Below is an entertaining video where Dianna Cowern (Physics Girl) talks about perpetual motion machines. For hundreds of years inventors have been trying to build these devices which, if they worked, could provide us with infinite energy for nothing. However, when the laws of physics were elucidated by modern science, scientists were able to deduce that these types of machines are impossible to build.
If someone builds one of these contraptions that seems to work, the worst thing we can do is give them the benefit of the doubt and keep an “open mind”. The question we should ask is, “What is the source of energy?”, and more importantly, “How are they fooling us?” Because, even though perpetual motion machines are impossible, it is quite possible to build a machine that acts like one. The video below showcases one of the perpetual motion machines built by the late Dr. David Jones who described himself as a "court jester in the palace of science". Dr. Jones admitted that his machines are fakes, but he has challenged scientists to explain to him how they work. Hundreds have tried and failed while his machines have kept moving for decades.
However, I believe that the more pressing issue to ponder is not how these machines work, but rather, what would have happened if Dr. Jones had been a dishonest individual and tried to sell the equivalent of "snake oil"? What if he had claimed that his machines were real? What if he had gone viral on social media and amassed a following of millions of people? What if he had responded to criticisms from scientists by vilifying them, and saying they were out to get him because they had sold out to energy companies concerned about competition from his perpetual motion machines? What if he had requested monetary contributions from his followers to defend himself from “attacks by the establishment” and to fund his "research”?
Do you see any parallels to some present day individuals or organizations?
Science has discovered that we don’t perceive reality passively, but rather our brain employs certain assumptions that it uses to filter the information it obtains from our senses in order to construct a representation of the world around us. This fact can be exploited to create some amazing illusions as shown in the videos below.
The first is by psychologist, author, and magician Richard Wiseman who has a YouTube channel named, Quirkology. This illusion exploits the assumptions we make regarding the positioning of objects based on their size and location with respect to other objects.

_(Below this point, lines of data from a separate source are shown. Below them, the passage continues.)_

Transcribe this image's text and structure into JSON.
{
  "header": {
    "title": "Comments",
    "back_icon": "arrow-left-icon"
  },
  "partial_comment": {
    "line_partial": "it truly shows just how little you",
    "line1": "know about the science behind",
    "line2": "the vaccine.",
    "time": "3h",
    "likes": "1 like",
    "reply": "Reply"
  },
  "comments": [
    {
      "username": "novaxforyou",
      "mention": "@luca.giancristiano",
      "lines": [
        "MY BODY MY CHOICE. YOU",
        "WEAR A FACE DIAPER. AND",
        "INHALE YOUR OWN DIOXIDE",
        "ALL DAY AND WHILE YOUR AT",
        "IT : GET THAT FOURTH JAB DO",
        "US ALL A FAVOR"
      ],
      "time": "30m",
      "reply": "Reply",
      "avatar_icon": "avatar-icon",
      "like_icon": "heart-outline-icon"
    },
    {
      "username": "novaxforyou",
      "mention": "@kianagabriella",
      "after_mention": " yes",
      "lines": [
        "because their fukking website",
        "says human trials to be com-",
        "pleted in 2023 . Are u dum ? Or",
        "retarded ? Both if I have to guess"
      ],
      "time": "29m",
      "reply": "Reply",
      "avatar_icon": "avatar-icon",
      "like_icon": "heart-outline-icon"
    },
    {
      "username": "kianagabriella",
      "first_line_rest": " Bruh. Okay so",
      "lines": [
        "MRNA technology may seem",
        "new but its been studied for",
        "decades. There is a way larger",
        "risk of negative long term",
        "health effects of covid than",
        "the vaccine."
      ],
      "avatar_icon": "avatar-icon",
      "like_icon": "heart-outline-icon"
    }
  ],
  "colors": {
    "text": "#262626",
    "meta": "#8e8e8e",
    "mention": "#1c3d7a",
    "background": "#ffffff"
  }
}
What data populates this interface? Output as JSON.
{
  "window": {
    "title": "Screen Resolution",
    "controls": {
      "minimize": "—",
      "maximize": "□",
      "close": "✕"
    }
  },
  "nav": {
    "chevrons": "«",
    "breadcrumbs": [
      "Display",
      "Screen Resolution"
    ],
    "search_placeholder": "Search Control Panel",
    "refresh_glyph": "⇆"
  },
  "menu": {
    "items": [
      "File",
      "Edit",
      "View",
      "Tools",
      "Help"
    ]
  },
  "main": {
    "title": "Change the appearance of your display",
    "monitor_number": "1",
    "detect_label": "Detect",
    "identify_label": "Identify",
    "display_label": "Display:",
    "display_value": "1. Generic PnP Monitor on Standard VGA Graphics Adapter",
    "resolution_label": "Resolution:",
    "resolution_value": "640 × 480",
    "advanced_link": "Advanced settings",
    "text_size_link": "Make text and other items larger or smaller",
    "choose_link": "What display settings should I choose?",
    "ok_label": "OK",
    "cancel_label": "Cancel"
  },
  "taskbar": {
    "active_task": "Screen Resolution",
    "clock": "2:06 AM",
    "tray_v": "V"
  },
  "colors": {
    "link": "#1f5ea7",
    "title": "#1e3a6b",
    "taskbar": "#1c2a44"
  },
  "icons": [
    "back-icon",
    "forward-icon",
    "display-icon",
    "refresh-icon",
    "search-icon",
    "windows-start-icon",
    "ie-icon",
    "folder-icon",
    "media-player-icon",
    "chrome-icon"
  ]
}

The second video from the YouTube channel brusspup is based on the so called anamorphic illusions. These illusions are based on our sense of perspective and depend on the way you are looking at an object.
The above is, of course, just fun and games, but the important thing to realize is that we also filter the information relayed to our senses and employ assumptions to construct a representation of the world around us when engaging in complex behaviors such as befriending or loving people, defining our morality, following a religion, judging others, purchasing a product, or voting for a political candidate. And there is a wealth of information about this process that allows many people to create the equivalent of the illusions depicted in the videos above to influence and/or exploit these behaviors. The difference is that these people never reveal that they have created an illusion.
Scary isn’t it?
The video below presents the number of scientific articles published per year on several topics of scientific research from 1947 to 2017. The graphic shows those areas that were object of the most intense research efforts, and reveals how the focus of scientific research has changed during this interval of time. For example, in 1947 peptic ulcer, pulmonary tuberculosis, mental disorders, cancer, malaria, and polio were the top 6 areas of research, whereas by 2017 breast cancer, obesity, lung cancer, HIV infections, type 2 diabetes, and heart failure were the top areas of research.
The changes that take place overtime are complex and are dependent on many factors ranging from changes in public policy to the prevalence of some medical conditions. In some of these areas such as polio or tuberculosis the intensity of research decreased as successful treatments were developed. Research in other areas increased as a result of the emergence of some diseases. For example, research on Acquired Immunodeficiency Syndrome (AIDS) broke into the top 15 areas of most intense research in 1985 and shot to the top within 3 years only to fade below number 15 by 1999. Obesity broke into the top 15 areas in 1999 and made its way to the number 2 position by 2013.
The graph also shows that in 1947 the total number of scientific articles in the top 15 areas was less than 5,000, whereas by 2017 the very top area of research alone, breast cancer, accumulated 10,548 articles per year. This shows how scientific research has exploded in the past 70 decades.
The concept of the center of mass is a notion that is very useful in physics, but it can also be applied in disciplines ranging from sports to art to achieve stunning performances and effects. In the popular realm, an often used application of the center of mass principle is the balancing of objects at sites of their geometry where this would seem impossible. In the video below I demonstrate how you can use the center of mass principle to balance a soda can on its edge!